Easy Rider: Why It’s Time to Tear Up the Bus-Pass and Get Cycling!
There are few better ways to spend an afternoon than cycling through the countryside and exploring the many beautiful landscapes that the UK has to offer. However, if recent research is anything to go by, it seems that putting foot to pedal might be just as beneficial for the body as it is for the spirits.
A study recently undertaken at the Norwegian School of Sports Sciences in Oslo has discovered that cycling and other activities are not only great for your health, but can extend your lifespan too.
The Importance of Exercise
The research, which involved 6,000 men in total, monitored levels of activity among participants over a period of 12 years, placing them into groups according to levels of fitness.
Those who did under an hour of light activity a week had no reduction in risk of dying from any cause. However, engaging in a minimal amount of exercise; even as little as an hour a week, could reduce risk of dying from any condition by as much as a third, providing that the exercise was high-impact enough. Those who engaged in vigorous activity for over 3 hours a week reduced their risk of dying from any cause by nearly 50%.
Professor Holme, who led the study, comments: ‘Even when men were 73 years of age on average at start of follow-up, active persons had five years longer expected lifetime than the sedentary.’
In addition to this, another study, published in the Scandinavian Journal of Medicine and Science in Sports in 2011, found that cycling could help reduce the risk of cardiovascular problems and boost overall levels of fitness.
Time to Get on Your Bike?
Official guidelines from the NHS advise that we should be engaging in 150 minutes of moderate activity per week, and 75 minutes of vigorous activity.
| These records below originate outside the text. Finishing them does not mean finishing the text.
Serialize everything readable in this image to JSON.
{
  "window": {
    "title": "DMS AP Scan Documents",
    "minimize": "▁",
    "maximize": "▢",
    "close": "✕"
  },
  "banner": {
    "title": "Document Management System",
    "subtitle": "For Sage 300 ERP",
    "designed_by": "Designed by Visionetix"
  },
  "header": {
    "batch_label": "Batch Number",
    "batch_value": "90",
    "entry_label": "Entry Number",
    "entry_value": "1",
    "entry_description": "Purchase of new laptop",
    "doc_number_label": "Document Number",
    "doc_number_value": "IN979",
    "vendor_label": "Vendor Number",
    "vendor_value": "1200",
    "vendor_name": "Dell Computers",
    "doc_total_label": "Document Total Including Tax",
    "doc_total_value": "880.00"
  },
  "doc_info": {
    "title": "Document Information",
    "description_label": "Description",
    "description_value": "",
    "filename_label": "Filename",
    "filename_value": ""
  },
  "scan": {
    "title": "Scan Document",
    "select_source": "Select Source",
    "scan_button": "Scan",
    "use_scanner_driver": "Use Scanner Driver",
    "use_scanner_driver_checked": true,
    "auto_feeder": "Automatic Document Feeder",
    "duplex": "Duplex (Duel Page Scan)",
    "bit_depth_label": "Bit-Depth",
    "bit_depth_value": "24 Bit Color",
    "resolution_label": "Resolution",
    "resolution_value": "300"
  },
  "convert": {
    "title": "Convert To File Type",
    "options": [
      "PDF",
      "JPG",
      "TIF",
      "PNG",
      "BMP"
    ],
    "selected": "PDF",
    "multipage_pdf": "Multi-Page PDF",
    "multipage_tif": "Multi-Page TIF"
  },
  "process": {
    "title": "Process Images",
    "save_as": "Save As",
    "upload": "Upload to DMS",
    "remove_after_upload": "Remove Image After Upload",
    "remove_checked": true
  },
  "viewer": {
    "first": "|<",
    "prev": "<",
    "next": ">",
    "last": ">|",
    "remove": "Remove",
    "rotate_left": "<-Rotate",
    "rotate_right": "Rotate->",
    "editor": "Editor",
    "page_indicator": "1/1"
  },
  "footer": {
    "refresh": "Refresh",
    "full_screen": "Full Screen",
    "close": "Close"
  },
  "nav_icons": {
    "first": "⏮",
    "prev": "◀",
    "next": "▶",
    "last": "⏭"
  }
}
However, apparently three quarters of the population fail to do this, thus raising their chances of developing heart disease, obesity and diabetes.
Cycling is an easy way to meet these exercise targets. It also has the advantage of being well suited to anyone, regardless of age or ability. It’s considered a relatively low-impact exercise, which means it will have less impact on your joints than other forms of exercise, such as aerobics classes or running. However, don’t underestimate it. Just because it’s low-impact, doesn’t mean it’s not excellent for your body.
In fact, according to the NHS, if you weigh around 12st 9lb, you’ll burn over 650 calories by cycling for an hour, in addition to toning muscles in the legs and bottom. If you start riding up hills, you’ll be giving your upper body a good work-out too.
How to Get Cycling
If you have an existing health problem, it’s advisable to talk to your GP before starting cycling. However, if you’re in good physical health, there’s no reason why you can’t begin cycling today! Before you start, however, it is imperative to invest in the right protective equipment and to familiarise yourself with basic road safety, to ensure you enjoy your cycling experience accident-free.